An actual video
One question, asked by a manager to a designer, started off my collection of quirky mistranslations:
“How does the user know this is an actual video?”
It’s a legitimate question: how do we show users that something really is a video? The designer went off, did some research, created prototypes, and tested them with people. Time and money were spent making sure users could identify something as a video.
When presented with the suggested solution a few days later, the manager repeated the question:
“This is nice, but how does the user know this is an actual video?”
The request seems confusing, unless you know the manager’s real intention. They wanted to highlight a video’s freshness, or how new it was. Unfortunately, a wrong translation changed the question’s meaning.
The German word “aktuell” translates to “current”, which is what the manager should have used. Instead, they went for what seems like a translation but isn’t: “actual”, meaning “tatsächlich”.
While they seem almost identical, “aktuell” and “actual” are not translations of each other. We call words that look like each other but have different meanings “false friends”.
Replacing “actual” with “current” drastically changes the question’s meaning. Both versions are grammatically correct, which makes the mistake difficult to spot.
When you are looking for today’s news, you want current news. When you are avoiding fake news, you want actual news.
If you want to know how old someone is, you are looking for their current age. Think they are lying to you? Ask them for their actual age.
I promise this lesson will start paying off immediately. When you encounter a situation in which it applies, tell me about it with an email to firstname.lastname@example.org!
All lessons in this course
An actual video
Two words can look like translations of each other even if they aren’t. The word “actual” is our first venture into this category of false friends.
Even if you translate each individual word in a sentence correctly, the resulting translation can still be off.
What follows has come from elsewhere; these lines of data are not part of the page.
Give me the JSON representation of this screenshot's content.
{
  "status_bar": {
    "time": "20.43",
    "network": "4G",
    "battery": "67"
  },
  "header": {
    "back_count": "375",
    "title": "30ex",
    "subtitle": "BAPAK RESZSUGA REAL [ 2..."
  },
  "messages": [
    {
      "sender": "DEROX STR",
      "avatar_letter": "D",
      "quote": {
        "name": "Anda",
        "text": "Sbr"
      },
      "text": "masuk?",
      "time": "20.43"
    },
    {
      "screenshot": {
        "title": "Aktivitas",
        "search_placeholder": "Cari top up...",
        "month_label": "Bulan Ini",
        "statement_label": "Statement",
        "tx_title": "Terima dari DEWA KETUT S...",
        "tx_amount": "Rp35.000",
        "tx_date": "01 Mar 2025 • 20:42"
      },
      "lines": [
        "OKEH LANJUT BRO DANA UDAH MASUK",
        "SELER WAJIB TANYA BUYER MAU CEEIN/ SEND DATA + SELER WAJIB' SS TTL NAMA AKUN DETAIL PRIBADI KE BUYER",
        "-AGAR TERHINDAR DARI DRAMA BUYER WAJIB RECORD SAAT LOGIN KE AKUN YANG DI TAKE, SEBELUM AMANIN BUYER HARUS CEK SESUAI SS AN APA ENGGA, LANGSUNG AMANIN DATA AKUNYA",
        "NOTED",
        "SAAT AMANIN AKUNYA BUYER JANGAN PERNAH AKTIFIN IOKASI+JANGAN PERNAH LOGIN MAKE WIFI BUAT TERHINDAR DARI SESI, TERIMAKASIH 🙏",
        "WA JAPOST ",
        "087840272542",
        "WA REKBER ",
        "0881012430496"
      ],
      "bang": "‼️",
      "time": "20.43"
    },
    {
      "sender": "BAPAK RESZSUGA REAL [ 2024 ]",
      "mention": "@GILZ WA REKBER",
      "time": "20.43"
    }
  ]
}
Not every word in a sentence needs to appear in its translation. Languages don’t map to each other one-to-one.
You can spot Germans by the fact that they use “or” to ask questions. Unfortunately, the word doesn’t work that way in English.
This mistranslation gave this course its name. “Together” refers to doing something with others. Here’s how to greet a group of people instead.
What do you call a phone you can hold in your hand? Well, it’s not this. If you call it a handy, you’re in for some awkward looks.
“Bekommen” and “to become” are another pair of false friends. If you want something, make sure you’re not accidentally turning yourself into that thing.
Is it “less mistakes” or “fewer mistakes”? They both seem to say that something is not as much as it was before, but only one is grammatically correct.
False friends are everywhere. Eventually is very similar to the German “eventuell”, but it means something completely different.
Why isn’t it “Whom let the dogs out”? The extra letter does not turn a regular “who” into a fancy version of itself.
When coming from a language that doesn’t normally use them, where to put apostrophes can seem confusing.
Was an event organized by “Nina and I” or “Nina and me”? To find which one applies, take the other person out of the sentence for a second.
You’re doing well, Superman is doing good. This lesson looks at the rules behind which of these two is correct in a given situation.
When you’re excited about something, tell others what that thing is. On its own, you’re only saying half an expression otherwise.
When you don’t know someone’s preferred pronouns, you can use they/them even when speaking about an individual person and not a group.
We have been taught to always say please and thank you. Whether they are right for a situation depends on the context.
Some actions happen to multiple people at once, like running into someone. In these situations, we need to use reciprocal pronouns.
Other languages don’t always use the auxillary “do” as much as the English language does, so it’s often lost in translation.